| INSTRUCTIONS TO FOLLOW |
Go through the entries below and print each one exactly, leaving out pictures.

| AVAILABLE DATA |
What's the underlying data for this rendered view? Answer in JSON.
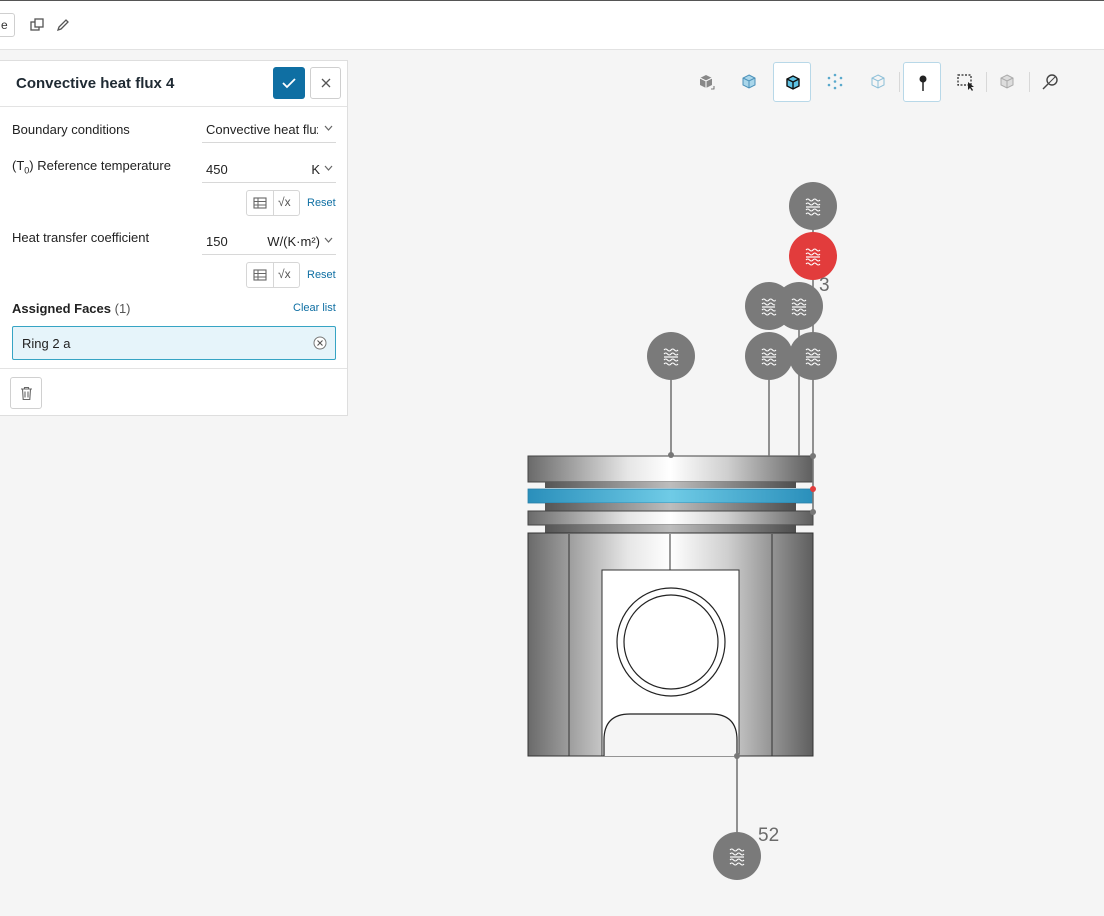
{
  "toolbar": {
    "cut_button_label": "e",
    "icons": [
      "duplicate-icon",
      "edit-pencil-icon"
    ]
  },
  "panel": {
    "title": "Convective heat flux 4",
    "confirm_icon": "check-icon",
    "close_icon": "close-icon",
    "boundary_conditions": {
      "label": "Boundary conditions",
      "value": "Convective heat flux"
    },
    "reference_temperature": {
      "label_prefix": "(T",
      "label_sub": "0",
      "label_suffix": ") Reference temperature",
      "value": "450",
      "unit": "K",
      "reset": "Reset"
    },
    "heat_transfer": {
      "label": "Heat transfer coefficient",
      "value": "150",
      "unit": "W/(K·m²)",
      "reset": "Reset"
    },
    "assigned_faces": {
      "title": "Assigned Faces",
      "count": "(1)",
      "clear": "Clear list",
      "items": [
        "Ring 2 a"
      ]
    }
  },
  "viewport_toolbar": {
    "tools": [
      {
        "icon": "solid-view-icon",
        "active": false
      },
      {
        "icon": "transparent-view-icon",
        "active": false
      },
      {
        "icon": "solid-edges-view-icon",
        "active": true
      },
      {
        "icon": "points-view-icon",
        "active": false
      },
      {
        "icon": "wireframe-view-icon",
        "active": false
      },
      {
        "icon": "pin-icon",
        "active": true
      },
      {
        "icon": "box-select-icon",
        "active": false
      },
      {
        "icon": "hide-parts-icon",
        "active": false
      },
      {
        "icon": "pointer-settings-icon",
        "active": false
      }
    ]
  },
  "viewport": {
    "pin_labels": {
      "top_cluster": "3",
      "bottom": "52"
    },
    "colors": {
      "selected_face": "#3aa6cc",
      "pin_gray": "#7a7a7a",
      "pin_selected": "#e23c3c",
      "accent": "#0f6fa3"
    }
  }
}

| RESULT |
What's the underlying data for this rendered view? Answer in JSON.
{
  "toolbar": {
    "cut_button_label": "e",
    "icons": [
      "duplicate-icon",
      "edit-pencil-icon"
    ]
  },
  "panel": {
    "title": "Convective heat flux 4",
    "confirm_icon": "check-icon",
    "close_icon": "close-icon",
    "boundary_conditions": {
      "label": "Boundary conditions",
      "value": "Convective heat flux"
    },
    "reference_temperature": {
      "label_prefix": "(T",
      "label_sub": "0",
      "label_suffix": ") Reference temperature",
      "value": "450",
      "unit": "K",
      "reset": "Reset"
    },
    "heat_transfer": {
      "label": "Heat transfer coefficient",
      "value": "150",
      "unit": "W/(K·m²)",
      "reset": "Reset"
    },
    "assigned_faces": {
      "title": "Assigned Faces",
      "count": "(1)",
      "clear": "Clear list",
      "items": [
        "Ring 2 a"
      ]
    }
  },
  "viewport_toolbar": {
    "tools": [
      {
        "icon": "solid-view-icon",
        "active": false
      },
      {
        "icon": "transparent-view-icon",
        "active": false
      },
      {
        "icon": "solid-edges-view-icon",
        "active": true
      },
      {
        "icon": "points-view-icon",
        "active": false
      },
      {
        "icon": "wireframe-view-icon",
        "active": false
      },
      {
        "icon": "pin-icon",
        "active": true
      },
      {
        "icon": "box-select-icon",
        "active": false
      },
      {
        "icon": "hide-parts-icon",
        "active": false
      },
      {
        "icon": "pointer-settings-icon",
        "active": false
      }
    ]
  },
  "viewport": {
    "pin_labels": {
      "top_cluster": "3",
      "bottom": "52"
    },
    "colors": {
      "selected_face": "#3aa6cc",
      "pin_gray": "#7a7a7a",
      "pin_selected": "#e23c3c",
      "accent": "#0f6fa3"
    }
  }
}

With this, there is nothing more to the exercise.